28. Slamon DJ, Godolphin W, Jones LA, Holt JA, Wong SG, Keith DE, et al. Studies of the HER-2/neu protooncogene in human breast and ovarian cancer. Science 1989;244:707–12.
29. Hetzel DJ, Wilson TO, Keeney GL, Roche PC, Cha SS, Podratz KC. HER-2/neu expression: A major prognostic factor in endometrial cancer. Gynecol Oncol 1992;47:179–85.
30. Rosen PP, Lesser ML, Arroyo CD, Cranor M, Borgen P, Norton L. Immunohistochemical detection of Her-2/neu in patients with axillary lymph node negative breast cancer. Cancer 1995;75:1320–6.
31. Tanner B, Kreutz E, Weikel W, Meinert R, Oesch F, Knapstein PG, et al. Prognostic significance of c-erbB-2 mRNA in ovarian carcinoma. Gynecol Oncol 1996;62:268–77.

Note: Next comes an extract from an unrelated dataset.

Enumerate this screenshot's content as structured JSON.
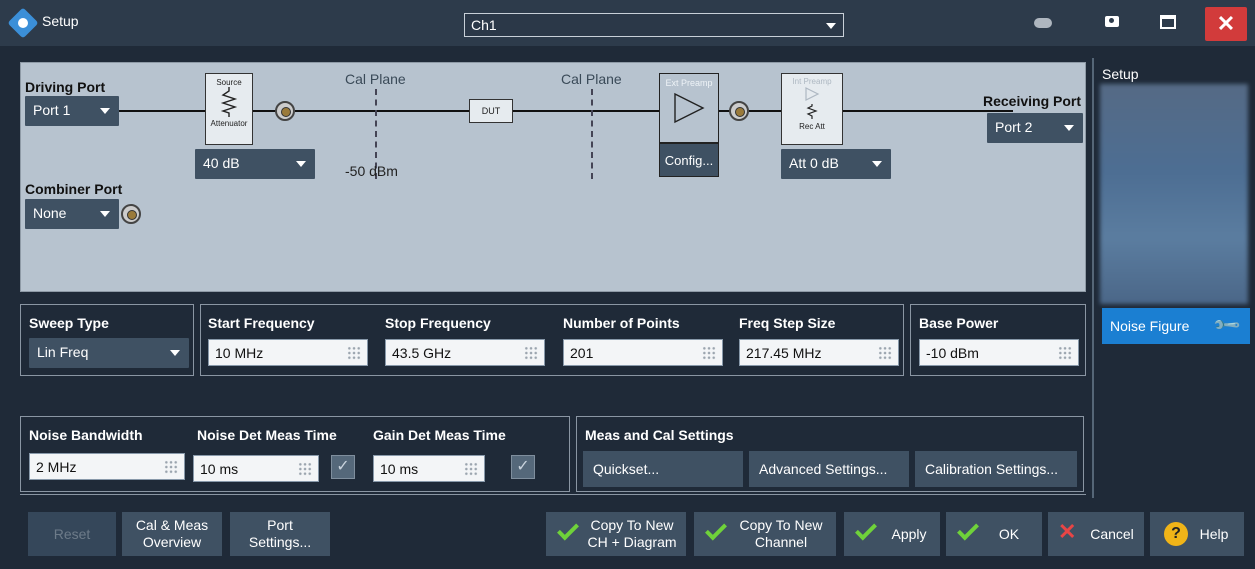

32. Berchuck A, Rodriguez GC, Kamel A, Dodge RK, Soper JT, Clarke-Pearson DL, et al. Epidermal growth factor receptor expression in normal ovarian epithelium and ovarian cancer. I. Correlation of receptor expression with prognostic factors in patients with ovarian cancer. Am J Obstet Gynecol 1991;164:669–74.

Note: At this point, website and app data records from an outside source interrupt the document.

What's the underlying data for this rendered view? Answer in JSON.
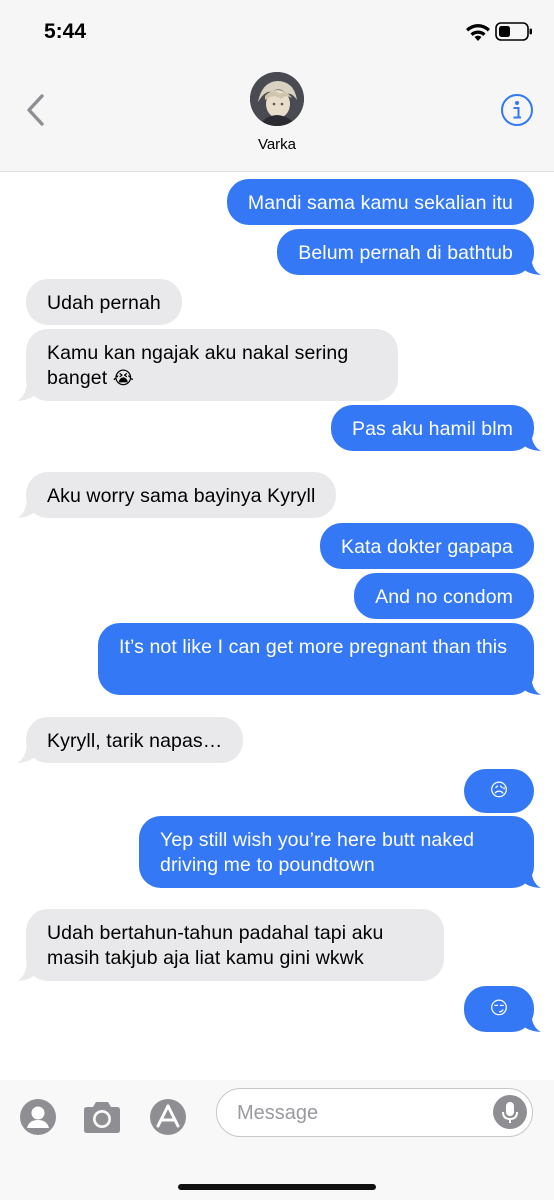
{
  "status": {
    "time": "5:44"
  },
  "header": {
    "contact_name": "Varka"
  },
  "messages": [
    {
      "from": "me",
      "text": "Mandi sama kamu sekalian itu"
    },
    {
      "from": "me",
      "text": "Belum pernah di bathtub"
    },
    {
      "from": "them",
      "text": "Udah pernah"
    },
    {
      "from": "them",
      "text": "Kamu kan ngajak aku nakal sering banget",
      "emoji": "😭"
    },
    {
      "from": "me",
      "text": "Pas aku hamil blm"
    },
    {
      "from": "them",
      "text": "Aku worry sama bayinya Kyryll"
    },
    {
      "from": "me",
      "text": "Kata dokter gapapa"
    },
    {
      "from": "me",
      "text": "And no condom"
    },
    {
      "from": "me",
      "text": "It’s not like I can get more pregnant than this"
    },
    {
      "from": "them",
      "text": "Kyryll, tarik napas…"
    },
    {
      "from": "me",
      "emoji": "😥"
    },
    {
      "from": "me",
      "text": "Yep still wish you’re here butt naked driving me to poundtown"
    },
    {
      "from": "them",
      "text": "Udah bertahun-tahun padahal tapi aku masih takjub aja liat kamu gini wkwk"
    },
    {
      "from": "me",
      "emoji": "😏"
    }
  ],
  "composer": {
    "placeholder": "Message"
  },
  "icons": {
    "back": "chevron-left-icon",
    "info": "info-icon",
    "memoji": "memoji-icon",
    "camera": "camera-icon",
    "appstore": "app-store-icon",
    "mic": "microphone-icon"
  },
  "colors": {
    "outgoing": "#3478f6",
    "incoming": "#e9e9eb",
    "accent": "#3478f6"
  }
}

33. Rubin SC, Finstad CL, Federici MG, Scheiner L, Lloyd KO, Hoskins WJ. Prevalence and significance of HER-2/neu expression in early epithelial ovarian cancer. Cancer 1994;73:1456–9.
34. Hancock MC, Langton BC, Chan T, Toy P, Monahan JJ, Mischak RP. A monoclonal antibody against the c-erbB-2 protein enhances the cytotoxicity of cis-diamminedichloro-platinum against human breast and ovarian tumor cell lines. Cancer Res 1991;51:4575–80.
35. Baselga J, Norton L, Albanell J, Young-Mee K, Mendel-sohn J. Recombinant humanized anti-HER-2/neu (Herceptin™) enhances the antitumor activity of paclitaxel and doxorubicin against HER-2/neu overexpressing human breast cancer xenografts. Cancer Res 1998;58:2825–31.
36. Xu F, Yu Y, Le X, Boyer C, Mills GM, Bast RC. The outcomes of heregulin-induced activation of ovarian cancer cells depends on the relative levels of HER-2/neu and HER-3 expression. Clin Cancer Res 1999;5:3653–60.
37. Lewis GD, Lofgren JA, McMurtrey AE, Nuijens A, Fendly BM, Bauer KD, et al. Growth regulation of human breast and ovarian tumor cells by heregulin: Evidence for the requirement of erbB2 as a critical component in mediating heregulin responsiveness. Cancer Res 1996;56:1457–65.
38. Pegues JC, Kannan B, Stromberg K. ErbB receptor expression and growth response to heregulin β1 in five ovarian carcinoma lines. Int J Oncol 1999;14:1169–76.